Iraq and Germany: David Stafford's post-war comparisons

In "Iraq is a mess. But Germany was, too.", an op-ed in yesterday’s Washington Post, David Stafford compares the current post-Saddaam occupation of Iraq to the post-WWII occupation and reconstruction of Germany:

It would be harder to think of two more different societies than Germany in 1945 and contemporary Iraq. The former -- despite Hitler and the Third Reich -- had a long tradition of law, order, constitutional government and civic society to draw on in rebuilding democracy. Nor was it riven by deep-rooted ethnic and sectarian religious tensions that erupted to the surface once the dictator's iron fist was removed. And although Germany certainly had hostile neighbors -- especially to the communist East -- the threat they posed served to create, not crack, political cohesion.

Yet in looking at Iraq over the past five years, it's hard not to find poignant echoes of the post-WWII experience and to wonder whether a better knowledge of that history might have helped prevent some basic errors. Or even -- because there may be some small crumb of comfort for optimists here -- that it's too soon to declare that the mission has failed. Sen. John McCain's 100-year horizon for a U.S. presence in Iraq may be stretching things. But let's not forget that the postwar occupation of Germany lasted for a full decade.

There is no doubt that mistakes were made early on, and Stafford is honest about those as well:

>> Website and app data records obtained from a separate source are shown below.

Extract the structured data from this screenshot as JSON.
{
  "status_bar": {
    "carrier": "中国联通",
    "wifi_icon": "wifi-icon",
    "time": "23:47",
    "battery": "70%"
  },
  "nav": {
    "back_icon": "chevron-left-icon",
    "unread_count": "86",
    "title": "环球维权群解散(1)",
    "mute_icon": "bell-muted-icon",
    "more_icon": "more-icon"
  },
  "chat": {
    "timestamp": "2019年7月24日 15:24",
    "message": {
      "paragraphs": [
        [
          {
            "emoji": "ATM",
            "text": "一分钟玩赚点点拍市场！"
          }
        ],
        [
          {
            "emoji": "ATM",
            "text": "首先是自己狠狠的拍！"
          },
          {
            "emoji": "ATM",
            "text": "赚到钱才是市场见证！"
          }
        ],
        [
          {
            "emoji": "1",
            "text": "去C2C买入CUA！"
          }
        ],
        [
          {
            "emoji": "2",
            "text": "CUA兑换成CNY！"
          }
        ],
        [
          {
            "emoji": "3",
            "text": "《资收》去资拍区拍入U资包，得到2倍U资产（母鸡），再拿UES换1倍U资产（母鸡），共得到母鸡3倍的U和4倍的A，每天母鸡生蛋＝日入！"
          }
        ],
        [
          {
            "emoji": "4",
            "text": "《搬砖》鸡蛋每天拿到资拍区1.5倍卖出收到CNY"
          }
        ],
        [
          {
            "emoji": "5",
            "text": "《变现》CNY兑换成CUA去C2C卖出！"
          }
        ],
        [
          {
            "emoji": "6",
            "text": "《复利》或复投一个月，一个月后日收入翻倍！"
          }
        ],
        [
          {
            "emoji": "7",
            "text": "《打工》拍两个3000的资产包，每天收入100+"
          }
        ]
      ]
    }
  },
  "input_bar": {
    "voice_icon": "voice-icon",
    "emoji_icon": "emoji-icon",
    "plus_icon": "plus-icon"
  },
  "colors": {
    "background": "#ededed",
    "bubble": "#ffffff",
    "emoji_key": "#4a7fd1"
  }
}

In 1945, the Allies had a carefully thought-out plan for what would follow victory. For two years before his forces crossed the German frontier, Eisenhower and his staff at Allied headquarters worked on detailed plans for the occupation. The lines of command were clearly drawn, and everyone agreed that the military would be in charge. Thousands of soldiers were trained in the tasks of military government. Compare that with the chaotically devised schemes for Iraq that were cobbled together at the last minute amid squabbling between the Pentagon and the State Department. Or with the confused and confusing mandate handed to the hapless Jay Garner, the first administrator of postwar Iraq, to devise a comprehensive plan for its administration in a matter of weeks.

But the questionable decision to dismiss the military and political apparatus which governed Iraq, according to Stafford, was not without precedent:

Critics of the Bush administration's handling of Iraq point to the decisions by L. Paul Bremer, Garner's replacement, to dismiss Baathists from public office and to dissolve the Iraqi army as critical and disastrous turning points that created a vast legion of the unemployed and disaffected. Yet in 1945, the Allies implemented a similarly draconian policy in Germany. They dissolved the Nazi Party, carried out a thorough purge of Nazis in public office and even abolished the ancient state of Prussia, which they believed was at the root of German militarism. Millions of Wehrmacht soldiers languished in prisoner-of-war camps while their families struggled to survive.

It will be many years before a full assessment can be made of the invasion and post-war American (with its allies) efforts in Iraq. It is hard to imagine that these assessments won’t point out plenty of mistakes – especially in the first year or two. But is it fair to expect that mistakes would not be made? As Stafford points out, even in Germany, which was more advanced, educated, and where more planning was done beforehand and more forces committed during the occupation and reconstruction, these efforts were not easy.

There are signs of progress: growing reconciliation with the restive Sunni minority, the Kurds have opted not to separate from a post-war Iraq, and Maliki’s recent offensive in Basra forced Al-Sadr to back down and accept a cease-fire, in spite of early predictions of doom and gloom by the American media. Iraqi security forces are growing in number and ability. We see their economy growing, and their democratic institutions taking root.

Five Army brigades are being withdrawn, our forces handing over more territory and responsibility to the Iraqi military, as well as to armed Sunni citizens who have rejected radicalism for national unity, and overseas tours are being reduced from fifteen to twelve months. Those are signs of progress as well.

Progress in Iraq should continue to be measured in both terms – progress for Iraqis and progress towards our eventual disengagement. So long as we continue to see success by both measures, the next President should not arbitrarily pull the plug on finishing the job.

1 Response to "Iraq and Germany: David Stafford's post-war comparisons"

  1. nyc moye 7/4/08 21:35
    serious just nuke em and lets go home

Post a Comment

Thanks for taking the time to share your thoughts!

To post a comment without having a Blogger account, select "Name/URL", put your name in, but leave the URL line blank. Email me if you'd like to comment, but need help making it work.